iPad Air black

Apple was able to pull off an engineering feat in its latest batch of iPads it hasn’t been able to accomplish for a long time: It has designed a single cellular version of both the iPad Air and new iPad Mini that will work on carrier networks across the globe.

In the past, Apple has been forced to make multiple versions of any cellular-connected device in order to capture the many differences in frequencies and technologies across the globe – the iPhone 5s and 5c each have four hardware variants, each with their own unique combination of LTE bands.

But Apple decided to put its foot down with this latest batch of iPads. They won’t be able to connect to as many networks in as many countries as the iPhone line, but the two iPads each sport an impressive 14 bands. They’ll work across all major North American and European carriers as well as link to many networks in Asia and the Middle East.

The most obvious beneficiary here in the U.S. is T-Mobile. Apple is supporting its LTE network for the first time in the iPad (though previous versions did work on the Advanced Wireless Service band T-Mo uses), and T-Mo is taking advantage of the situation by applying some interesting pricing models to the device. T-Mobile is luring customers in with a 200 MB a month free plan, similar to the promotions it’s running on connected laptops. Its first paid plans start at $30 a month for 2.5 GB.

Apple is clearly taking advantage of new advancements in baseband, radio front-end, and smart antenna technologies to give its devices a much broader in reach. The first LTE-connected iPad (Generation 3) only supported a few bands, and Apple was still forced to split it into two variants just to support two carriers: AT&T and Verizon.

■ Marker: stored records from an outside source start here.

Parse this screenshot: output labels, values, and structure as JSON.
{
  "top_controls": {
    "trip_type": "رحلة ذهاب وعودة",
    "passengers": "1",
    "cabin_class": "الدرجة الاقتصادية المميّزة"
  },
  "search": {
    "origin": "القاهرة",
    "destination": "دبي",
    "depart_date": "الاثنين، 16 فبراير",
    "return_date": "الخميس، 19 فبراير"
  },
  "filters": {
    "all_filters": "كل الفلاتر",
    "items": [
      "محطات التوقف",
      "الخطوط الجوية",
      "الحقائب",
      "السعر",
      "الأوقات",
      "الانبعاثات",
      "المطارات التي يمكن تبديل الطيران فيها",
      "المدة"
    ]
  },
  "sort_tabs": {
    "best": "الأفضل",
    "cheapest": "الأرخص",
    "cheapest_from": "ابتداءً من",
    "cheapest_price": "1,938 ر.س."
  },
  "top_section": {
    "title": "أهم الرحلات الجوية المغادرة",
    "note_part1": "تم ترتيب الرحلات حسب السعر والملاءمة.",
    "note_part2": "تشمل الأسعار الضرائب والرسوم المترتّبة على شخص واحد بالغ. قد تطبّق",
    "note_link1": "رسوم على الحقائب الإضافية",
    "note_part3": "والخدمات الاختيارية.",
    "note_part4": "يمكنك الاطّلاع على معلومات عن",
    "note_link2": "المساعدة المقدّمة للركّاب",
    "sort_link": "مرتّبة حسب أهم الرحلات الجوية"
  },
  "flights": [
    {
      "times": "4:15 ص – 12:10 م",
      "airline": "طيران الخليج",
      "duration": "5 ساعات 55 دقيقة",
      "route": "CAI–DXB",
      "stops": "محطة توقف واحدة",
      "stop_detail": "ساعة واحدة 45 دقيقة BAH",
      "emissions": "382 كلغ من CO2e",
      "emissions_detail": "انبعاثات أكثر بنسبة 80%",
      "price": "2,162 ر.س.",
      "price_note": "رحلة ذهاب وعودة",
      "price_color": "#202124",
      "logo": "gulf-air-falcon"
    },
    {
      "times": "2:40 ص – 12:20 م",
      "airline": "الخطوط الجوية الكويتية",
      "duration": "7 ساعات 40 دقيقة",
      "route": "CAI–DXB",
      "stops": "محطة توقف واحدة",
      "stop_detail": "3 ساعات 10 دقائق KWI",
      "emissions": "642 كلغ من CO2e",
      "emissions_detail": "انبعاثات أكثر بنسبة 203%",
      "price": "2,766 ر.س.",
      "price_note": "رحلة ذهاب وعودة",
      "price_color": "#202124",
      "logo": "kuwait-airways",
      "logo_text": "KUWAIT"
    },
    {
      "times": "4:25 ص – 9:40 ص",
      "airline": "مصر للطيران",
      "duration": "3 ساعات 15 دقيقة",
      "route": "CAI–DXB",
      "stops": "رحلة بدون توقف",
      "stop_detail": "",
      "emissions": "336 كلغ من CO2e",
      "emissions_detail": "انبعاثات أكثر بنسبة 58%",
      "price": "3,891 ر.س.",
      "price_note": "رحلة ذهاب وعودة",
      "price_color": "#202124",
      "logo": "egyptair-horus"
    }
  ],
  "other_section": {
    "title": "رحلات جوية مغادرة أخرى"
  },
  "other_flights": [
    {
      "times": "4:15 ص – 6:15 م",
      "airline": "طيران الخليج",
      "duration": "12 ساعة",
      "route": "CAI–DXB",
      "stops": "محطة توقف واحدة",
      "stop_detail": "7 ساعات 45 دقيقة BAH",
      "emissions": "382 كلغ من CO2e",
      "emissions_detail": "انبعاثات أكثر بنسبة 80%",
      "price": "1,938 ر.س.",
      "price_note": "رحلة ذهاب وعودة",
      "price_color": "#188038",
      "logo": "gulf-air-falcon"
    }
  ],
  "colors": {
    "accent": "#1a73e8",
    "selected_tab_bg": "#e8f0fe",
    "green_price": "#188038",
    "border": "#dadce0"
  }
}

Still Apple had to make some sacrifices. There’s no support for Time-Division LTE, the version of the LTE standard used by Sprint, China Mobile, Softbank Mobile, and many operators across Asia and the Middle East. Still, it’s not as important to Apple to support every LTE network on the iPad. Due to the cost of mobile data, the iPad is still primarily a Wi-Fi-first device. Consequently Apple sells a lot more Wi-Fi-only iPads.

loading

Comments have been disabled for this post